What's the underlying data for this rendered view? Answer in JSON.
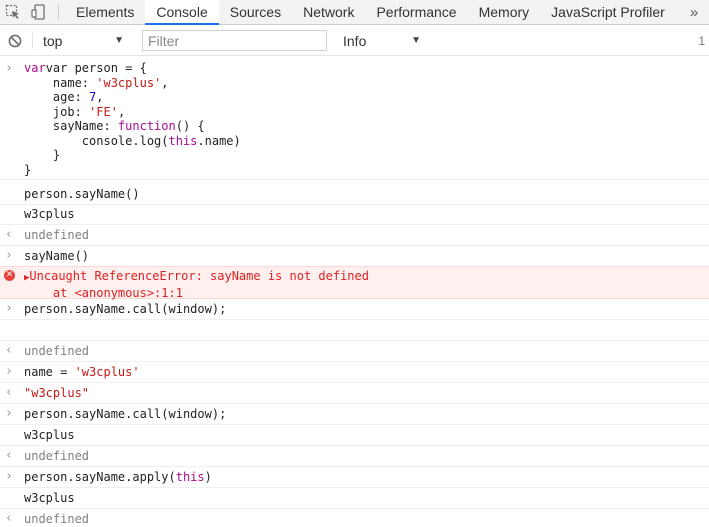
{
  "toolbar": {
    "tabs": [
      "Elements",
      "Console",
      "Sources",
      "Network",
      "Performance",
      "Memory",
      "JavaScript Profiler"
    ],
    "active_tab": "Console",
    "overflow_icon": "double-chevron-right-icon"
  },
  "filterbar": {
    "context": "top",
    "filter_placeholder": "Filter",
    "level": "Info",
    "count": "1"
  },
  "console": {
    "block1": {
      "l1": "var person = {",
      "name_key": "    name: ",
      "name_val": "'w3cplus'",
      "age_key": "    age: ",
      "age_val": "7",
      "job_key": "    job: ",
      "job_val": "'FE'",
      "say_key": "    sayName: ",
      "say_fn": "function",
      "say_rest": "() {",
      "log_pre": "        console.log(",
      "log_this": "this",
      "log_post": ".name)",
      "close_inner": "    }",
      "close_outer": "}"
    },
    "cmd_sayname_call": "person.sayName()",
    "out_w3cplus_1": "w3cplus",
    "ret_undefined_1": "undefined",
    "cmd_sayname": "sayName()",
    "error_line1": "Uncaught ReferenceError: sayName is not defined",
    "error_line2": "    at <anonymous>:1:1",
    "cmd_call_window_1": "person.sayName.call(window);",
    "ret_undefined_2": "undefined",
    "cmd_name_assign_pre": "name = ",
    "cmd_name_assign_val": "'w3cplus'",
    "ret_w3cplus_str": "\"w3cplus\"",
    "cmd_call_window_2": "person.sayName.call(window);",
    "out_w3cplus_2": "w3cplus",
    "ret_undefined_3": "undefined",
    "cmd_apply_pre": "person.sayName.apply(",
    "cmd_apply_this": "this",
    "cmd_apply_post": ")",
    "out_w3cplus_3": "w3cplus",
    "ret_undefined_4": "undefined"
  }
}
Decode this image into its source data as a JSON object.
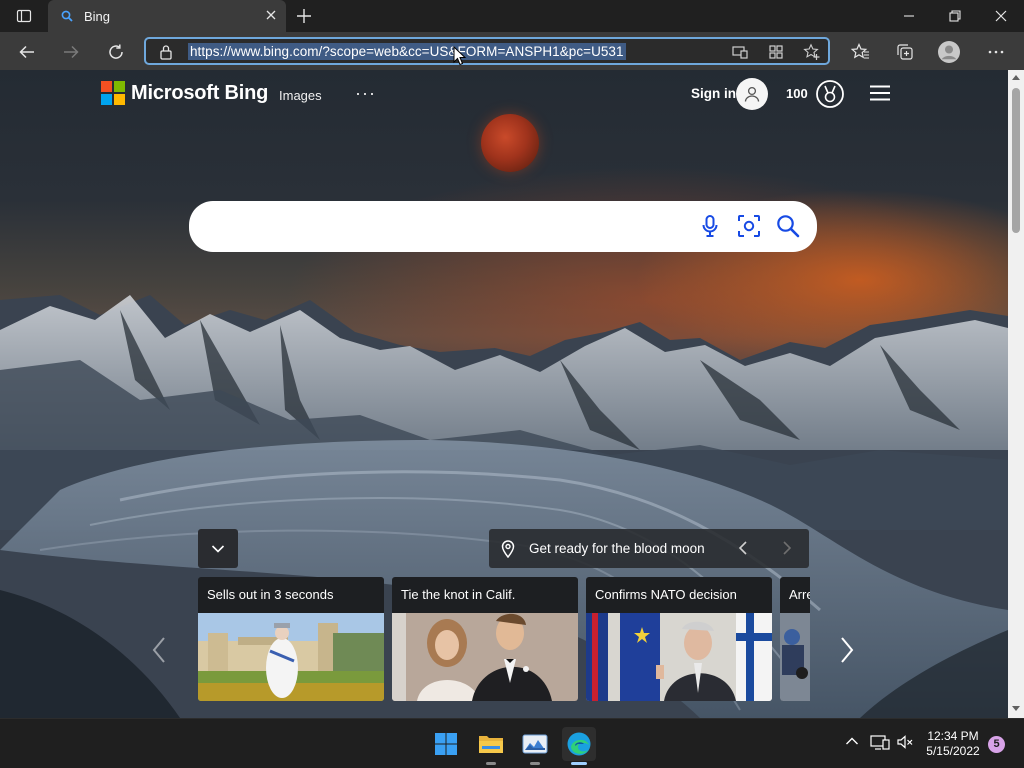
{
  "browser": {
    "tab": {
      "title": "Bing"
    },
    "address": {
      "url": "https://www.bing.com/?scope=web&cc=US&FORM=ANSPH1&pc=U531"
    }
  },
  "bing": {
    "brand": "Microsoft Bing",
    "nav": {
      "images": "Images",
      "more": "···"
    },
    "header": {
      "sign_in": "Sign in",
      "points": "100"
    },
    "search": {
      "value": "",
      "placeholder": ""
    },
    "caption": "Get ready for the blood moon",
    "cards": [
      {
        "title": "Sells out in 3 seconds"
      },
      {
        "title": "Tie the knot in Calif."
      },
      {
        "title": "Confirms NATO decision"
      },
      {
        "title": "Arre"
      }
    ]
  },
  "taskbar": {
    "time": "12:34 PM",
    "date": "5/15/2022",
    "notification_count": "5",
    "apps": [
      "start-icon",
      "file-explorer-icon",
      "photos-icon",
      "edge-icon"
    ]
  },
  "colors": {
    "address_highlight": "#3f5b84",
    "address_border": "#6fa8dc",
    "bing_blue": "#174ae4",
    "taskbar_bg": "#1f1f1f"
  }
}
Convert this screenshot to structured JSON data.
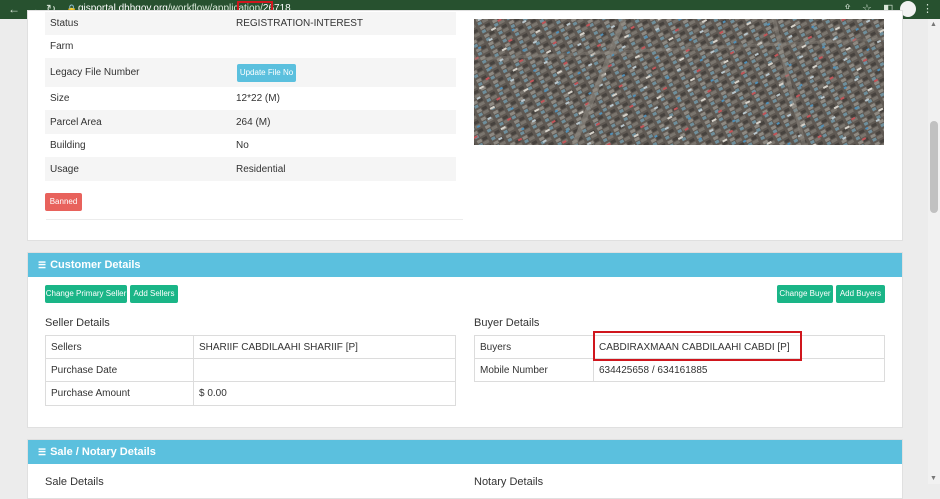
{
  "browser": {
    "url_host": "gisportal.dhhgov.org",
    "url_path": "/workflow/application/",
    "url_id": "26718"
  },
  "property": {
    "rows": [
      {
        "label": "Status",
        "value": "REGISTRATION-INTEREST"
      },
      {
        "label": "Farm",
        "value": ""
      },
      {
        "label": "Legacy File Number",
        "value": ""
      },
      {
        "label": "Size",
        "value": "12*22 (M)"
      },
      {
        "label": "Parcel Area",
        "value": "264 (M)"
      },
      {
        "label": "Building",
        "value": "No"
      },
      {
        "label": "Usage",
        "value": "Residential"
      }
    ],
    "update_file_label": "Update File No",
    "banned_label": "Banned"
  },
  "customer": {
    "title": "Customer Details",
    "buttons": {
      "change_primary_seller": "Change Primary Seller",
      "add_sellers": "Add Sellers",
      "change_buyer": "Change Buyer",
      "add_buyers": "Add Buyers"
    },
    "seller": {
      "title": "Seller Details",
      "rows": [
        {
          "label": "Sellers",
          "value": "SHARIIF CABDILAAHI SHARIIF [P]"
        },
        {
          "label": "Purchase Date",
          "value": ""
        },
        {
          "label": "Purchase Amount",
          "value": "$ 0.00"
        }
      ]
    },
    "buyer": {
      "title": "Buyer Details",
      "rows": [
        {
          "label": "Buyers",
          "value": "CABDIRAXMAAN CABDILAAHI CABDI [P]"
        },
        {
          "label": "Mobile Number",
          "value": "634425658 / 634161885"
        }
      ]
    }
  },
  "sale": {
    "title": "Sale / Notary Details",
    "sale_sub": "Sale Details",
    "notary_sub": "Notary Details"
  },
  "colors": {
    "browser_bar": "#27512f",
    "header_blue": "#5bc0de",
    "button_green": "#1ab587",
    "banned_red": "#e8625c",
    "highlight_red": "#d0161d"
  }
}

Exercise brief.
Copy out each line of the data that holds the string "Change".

Output below.
      "change_primary_seller": "Change Primary Seller",
      "change_buyer": "Change Buyer",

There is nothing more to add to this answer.